Powell Legacy At Stake
Fed prioritizes price stability above all else.
The Federal Open Market Committee (FOMC) - the policy setting arm of the Federal Reserve - is scheduled to meet on September 20-21. The sizzling-hot, core inflation figures that came out this week for August have upped the pressure on the Federal Reserve to raise rates a full percentage point instead of 0.75% at the upcoming meeting. That would raise the federal funds rate to a range of 3.25% to 3.5%. This will be one of the hardest and most politically charged of decisions. It marks the Federal Reserve’s first move toward an actual recession, as it crosses the line from what it considers neutral to restrictive credit conditions. It coincides with the first month of $95 billion in reductions in the bloated balance sheet.
In his remarks following the meeting, Fed Chairman Jay Powell will emphasize the committee’s decision to continue to raise rates, lower growth and raise unemployment. Central banks were designed with one common goal: to foster price stability. The fact that it will be doing this, despite a cooling of inflation in recent months, underscored the Fed’s commitment to that mandate. Powell sees this moment as a challenge to the Fed’s credibility as a central bank and a defining moment for his legacy.
The FOMC will release its quarterly forecasts at this meeting. They will include a trajectory of rate hikes, peaking at a median forecast of 4.5%. However, some participants are expected to pencil in hikes with a 5% handle on them. Growth will be revised down dramatically, in part reflecting the drop in the first half of the year, but also incorporating a much weaker 2023 into their economic assessments. Most importantly, the unemployment rate will be revised up, probably not as far as most within the Fed think it needs to go, but big enough to garner headlines.

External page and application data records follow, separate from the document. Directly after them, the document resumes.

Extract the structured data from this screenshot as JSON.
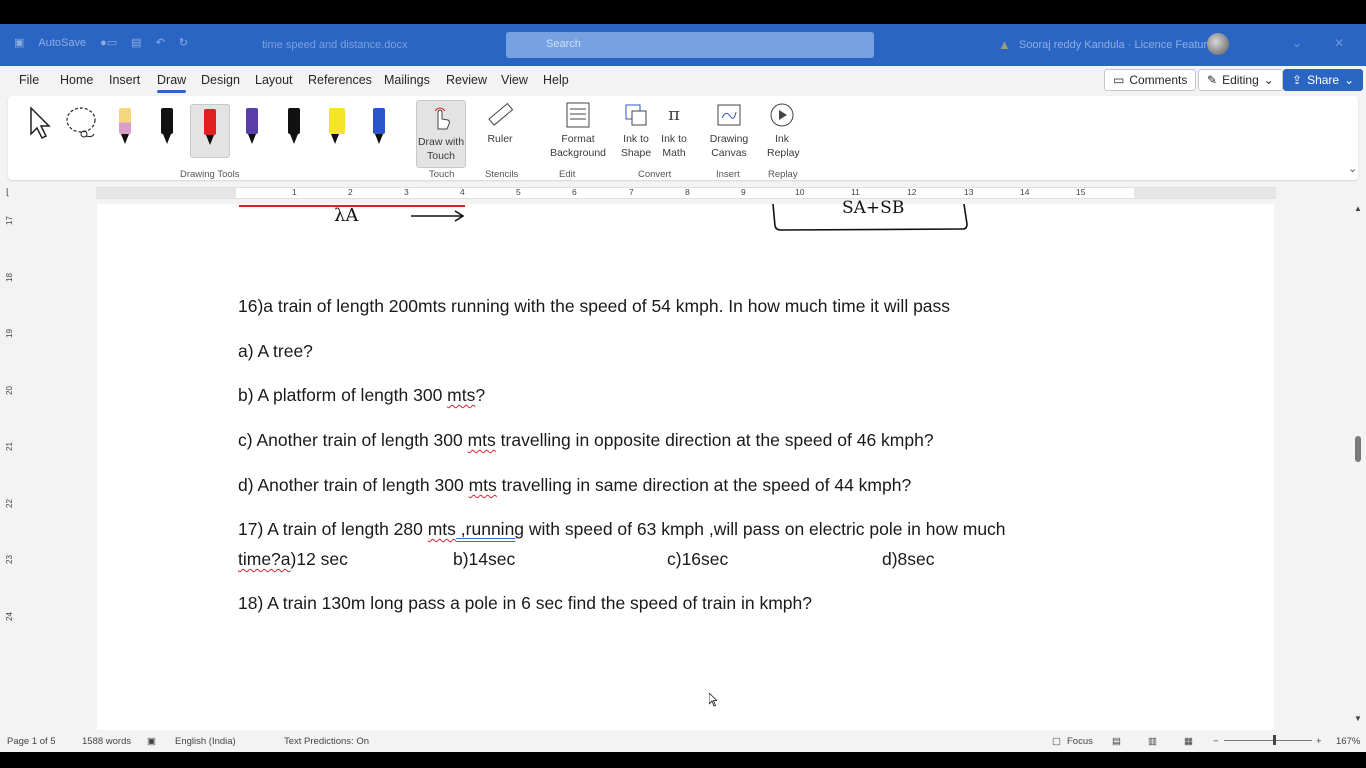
{
  "titlebar": {
    "autosave": "AutoSave",
    "doc_title": "time speed and distance.docx",
    "search_placeholder": "Search",
    "user_name": "Sooraj reddy Kandula · Licence Features",
    "warning_icon": "warning-icon"
  },
  "menu": {
    "tabs": [
      "File",
      "Home",
      "Insert",
      "Draw",
      "Design",
      "Layout",
      "References",
      "Mailings",
      "Review",
      "View",
      "Help"
    ],
    "active_tab": "Draw",
    "comments": "Comments",
    "editing": "Editing",
    "share": "Share"
  },
  "ribbon": {
    "pens": [
      {
        "name": "pen-highlighter-yellow",
        "color": "#f4d77c"
      },
      {
        "name": "pen-black",
        "color": "#111111"
      },
      {
        "name": "pen-red",
        "color": "#e02020"
      },
      {
        "name": "pen-purple",
        "color": "#5a3ea8"
      },
      {
        "name": "pen-black-2",
        "color": "#111111"
      },
      {
        "name": "highlighter-yellow",
        "color": "#f5e42a"
      },
      {
        "name": "pen-galaxy",
        "color": "#2a56c8"
      }
    ],
    "draw_with_touch": "Draw with Touch",
    "ruler": "Ruler",
    "format_background": "Format Background",
    "ink_to_shape": "Ink to Shape",
    "ink_to_math": "Ink to Math",
    "drawing_canvas": "Drawing Canvas",
    "ink_replay": "Ink Replay",
    "groups": {
      "drawing_tools": "Drawing Tools",
      "touch": "Touch",
      "stencils": "Stencils",
      "edit": "Edit",
      "convert": "Convert",
      "insert": "Insert",
      "replay": "Replay"
    }
  },
  "ruler_numbers": [
    "1",
    "2",
    "3",
    "4",
    "5",
    "6",
    "7",
    "8",
    "9",
    "10",
    "11",
    "12",
    "13",
    "14",
    "15"
  ],
  "vruler_numbers": [
    "17",
    "18",
    "19",
    "20",
    "21",
    "22",
    "23",
    "24"
  ],
  "document": {
    "ink_label_left": "λA",
    "ink_label_right": "SA+SB",
    "q16": "16)a train of length 200mts running with the speed of 54 kmph. In how much time it will pass",
    "q16a": "a) A tree?",
    "q16b_pre": "b) A platform of length 300 ",
    "q16b_sq": "mts",
    "q16b_post": "?",
    "q16c_pre": "c) Another train of length 300 ",
    "q16c_sq": "mts",
    "q16c_post": " travelling in opposite direction at the speed of 46 kmph?",
    "q16d_pre": "d) Another train of length 300 ",
    "q16d_sq": "mts",
    "q16d_post": " travelling in same direction at the speed of 44 kmph?",
    "q17_pre": "17) A train of length 280 ",
    "q17_sq": "mts",
    "q17_blue": " ,running",
    "q17_post": " with speed of 63 kmph ,will pass on electric pole in how much",
    "q17_l2_sq": "time?a",
    "q17_l2_a": ")12 sec",
    "q17_b": "b)14sec",
    "q17_c": "c)16sec",
    "q17_d": "d)8sec",
    "q18": "18)  A train 130m long pass a pole in 6 sec find the speed of train in kmph?"
  },
  "status": {
    "page": "Page 1 of 5",
    "words": "1588 words",
    "language": "English (India)",
    "predictions": "Text Predictions: On",
    "focus": "Focus",
    "zoom": "167%"
  }
}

Powell will no doubt be questioned on the strength of the dollar and the role that could play in financial stability, the third leg of the Fed’s mandate. A strong dollar is effectively reducing the costs of imports and exporting some of our inflation abroad. It has exacerbated the depreciation of foreign currencies, added to their inflation woes and is forcing even larger rate hikes abroad. That is stressing the ability of economies already awash in debt and subsidizing the basics of food and energy to pay the interest expense, let alone the principal on their debt.
Many within the Fed have begun to raise red flags about how destabilizing the Fed’s actions could be. One Fed president quipped that he would stay the course on rapid rate hikes “as long as you don’t inadvertently break something along the way.”
The political pressure on the Fed will intensify in the months and weeks to come. Members will become political piñatas. It is not their first rodeo, but this time is truly different as they will be pushing to quell, not just cool, inflation. The housing market is already in a recession with the shoe to drop soon on prices as well as sales and construction. The hardest shock will be an increase in unemployment, which will take longer to unfold.
Many firms are so short-staffed that they are still hiring, even as their businesses slow. A surge in the ranks of those out sick due to COVID was still running about 60% above pre-COVID levels in August, upping the need and cost to cover for them. Brace yourself. We are about to walk through yet another door. Higher rates for longer and what could be the start of an era punctuated by inflation and shorter business cycles could be ahead of us. That will upend many existing businesses models and create a whole new set of challenges as we finally discover how far investors were willing to stretch in their reach for yield. Even all-cash investors are pulling back, given how contingent their exit strategies were on IPOs.